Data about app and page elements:
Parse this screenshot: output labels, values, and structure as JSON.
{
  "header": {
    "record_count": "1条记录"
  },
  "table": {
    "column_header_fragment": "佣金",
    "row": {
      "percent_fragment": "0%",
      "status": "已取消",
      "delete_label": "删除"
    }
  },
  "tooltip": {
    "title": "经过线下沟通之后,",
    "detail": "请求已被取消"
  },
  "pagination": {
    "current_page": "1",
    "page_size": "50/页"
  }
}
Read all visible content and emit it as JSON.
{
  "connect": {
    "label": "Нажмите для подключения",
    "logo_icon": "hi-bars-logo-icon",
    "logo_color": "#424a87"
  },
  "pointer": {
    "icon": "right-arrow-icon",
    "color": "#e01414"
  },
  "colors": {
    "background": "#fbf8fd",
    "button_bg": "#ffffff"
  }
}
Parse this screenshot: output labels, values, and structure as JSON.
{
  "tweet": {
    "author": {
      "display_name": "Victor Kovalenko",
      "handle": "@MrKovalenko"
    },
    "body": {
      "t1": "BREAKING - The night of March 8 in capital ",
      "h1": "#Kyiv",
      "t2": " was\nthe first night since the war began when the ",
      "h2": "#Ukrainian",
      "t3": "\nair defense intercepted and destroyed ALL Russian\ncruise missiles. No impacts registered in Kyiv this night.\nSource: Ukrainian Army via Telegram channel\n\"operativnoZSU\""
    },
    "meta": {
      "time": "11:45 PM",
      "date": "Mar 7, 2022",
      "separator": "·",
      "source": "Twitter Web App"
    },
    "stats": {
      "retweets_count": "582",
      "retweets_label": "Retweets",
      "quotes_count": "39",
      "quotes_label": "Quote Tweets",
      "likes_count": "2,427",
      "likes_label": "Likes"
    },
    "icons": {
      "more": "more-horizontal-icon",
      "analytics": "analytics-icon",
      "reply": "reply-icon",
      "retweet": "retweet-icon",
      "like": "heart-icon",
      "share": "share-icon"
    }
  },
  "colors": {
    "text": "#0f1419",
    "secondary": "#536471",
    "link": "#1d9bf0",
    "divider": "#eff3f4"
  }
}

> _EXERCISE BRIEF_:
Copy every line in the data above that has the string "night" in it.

> _ANSWER BOX_:
      "t1": "BREAKING - The night of March 8 in capital ",
      "t2": " was\nthe first night since the war began when the ",
      "t3": "\nair defense intercepted and destroyed ALL Russian\ncruise missiles. No impacts registered in Kyiv this night.\nSource: Ukrainian Army via Telegram channel\n\"operativnoZSU\""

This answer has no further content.